-------- DATA FOR THIS EXERCISE --------
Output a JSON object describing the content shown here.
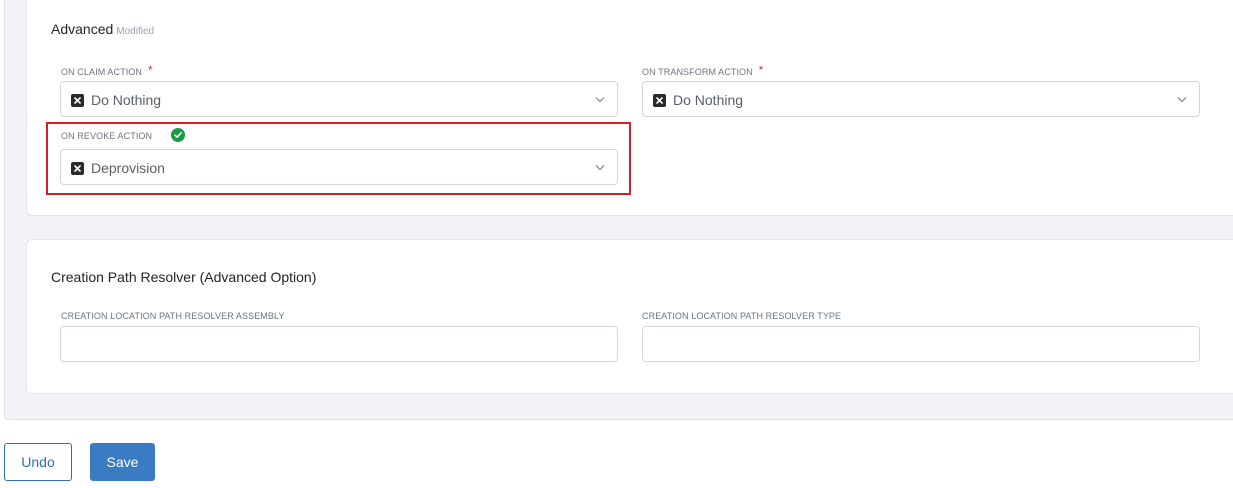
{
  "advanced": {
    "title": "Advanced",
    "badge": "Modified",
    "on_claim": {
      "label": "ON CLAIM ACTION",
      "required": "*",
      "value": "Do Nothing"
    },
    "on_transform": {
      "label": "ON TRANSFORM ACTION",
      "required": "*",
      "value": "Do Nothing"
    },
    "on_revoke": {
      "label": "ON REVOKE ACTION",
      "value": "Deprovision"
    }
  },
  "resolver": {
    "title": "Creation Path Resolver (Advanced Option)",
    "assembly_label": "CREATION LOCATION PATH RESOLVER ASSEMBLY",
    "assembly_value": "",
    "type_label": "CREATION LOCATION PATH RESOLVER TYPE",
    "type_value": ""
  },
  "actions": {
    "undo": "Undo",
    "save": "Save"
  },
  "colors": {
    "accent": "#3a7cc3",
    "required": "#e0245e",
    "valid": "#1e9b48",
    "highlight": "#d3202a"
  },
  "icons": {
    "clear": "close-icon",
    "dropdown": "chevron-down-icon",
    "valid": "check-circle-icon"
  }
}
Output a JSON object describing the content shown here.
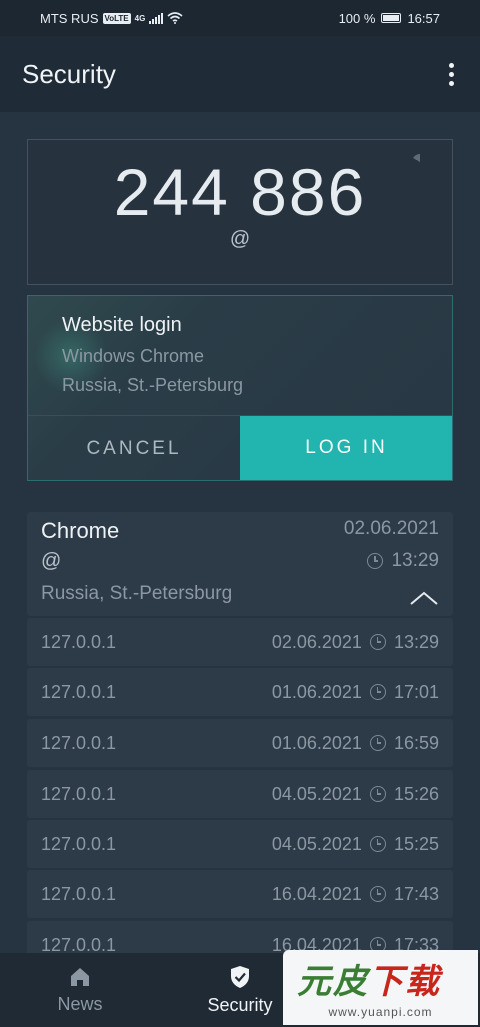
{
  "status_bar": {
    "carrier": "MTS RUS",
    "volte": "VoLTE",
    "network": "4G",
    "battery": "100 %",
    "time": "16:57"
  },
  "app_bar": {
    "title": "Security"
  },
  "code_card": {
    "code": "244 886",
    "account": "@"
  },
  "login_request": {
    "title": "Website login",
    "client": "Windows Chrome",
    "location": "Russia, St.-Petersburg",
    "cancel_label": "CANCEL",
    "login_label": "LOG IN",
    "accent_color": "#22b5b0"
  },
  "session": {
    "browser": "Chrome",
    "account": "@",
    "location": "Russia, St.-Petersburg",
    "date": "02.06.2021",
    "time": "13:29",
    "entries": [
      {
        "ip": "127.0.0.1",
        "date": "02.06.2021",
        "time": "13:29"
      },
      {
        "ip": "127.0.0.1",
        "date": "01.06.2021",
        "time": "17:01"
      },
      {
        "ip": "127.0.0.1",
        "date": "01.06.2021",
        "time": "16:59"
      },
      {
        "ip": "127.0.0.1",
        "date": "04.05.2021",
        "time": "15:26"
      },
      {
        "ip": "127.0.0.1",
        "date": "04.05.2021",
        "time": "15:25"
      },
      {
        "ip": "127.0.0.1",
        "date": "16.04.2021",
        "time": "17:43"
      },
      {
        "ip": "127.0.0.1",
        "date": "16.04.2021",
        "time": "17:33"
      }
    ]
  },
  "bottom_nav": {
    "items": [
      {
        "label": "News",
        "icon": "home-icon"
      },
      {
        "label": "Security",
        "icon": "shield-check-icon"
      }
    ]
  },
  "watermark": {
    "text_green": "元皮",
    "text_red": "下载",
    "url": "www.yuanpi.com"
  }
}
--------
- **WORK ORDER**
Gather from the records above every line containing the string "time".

- **ANSWER BELOW**
    "time": "16:57"
    "time": "13:29",
        "time": "13:29"
        "time": "17:01"
        "time": "16:59"
        "time": "15:26"
        "time": "15:25"
        "time": "17:43"
        "time": "17:33"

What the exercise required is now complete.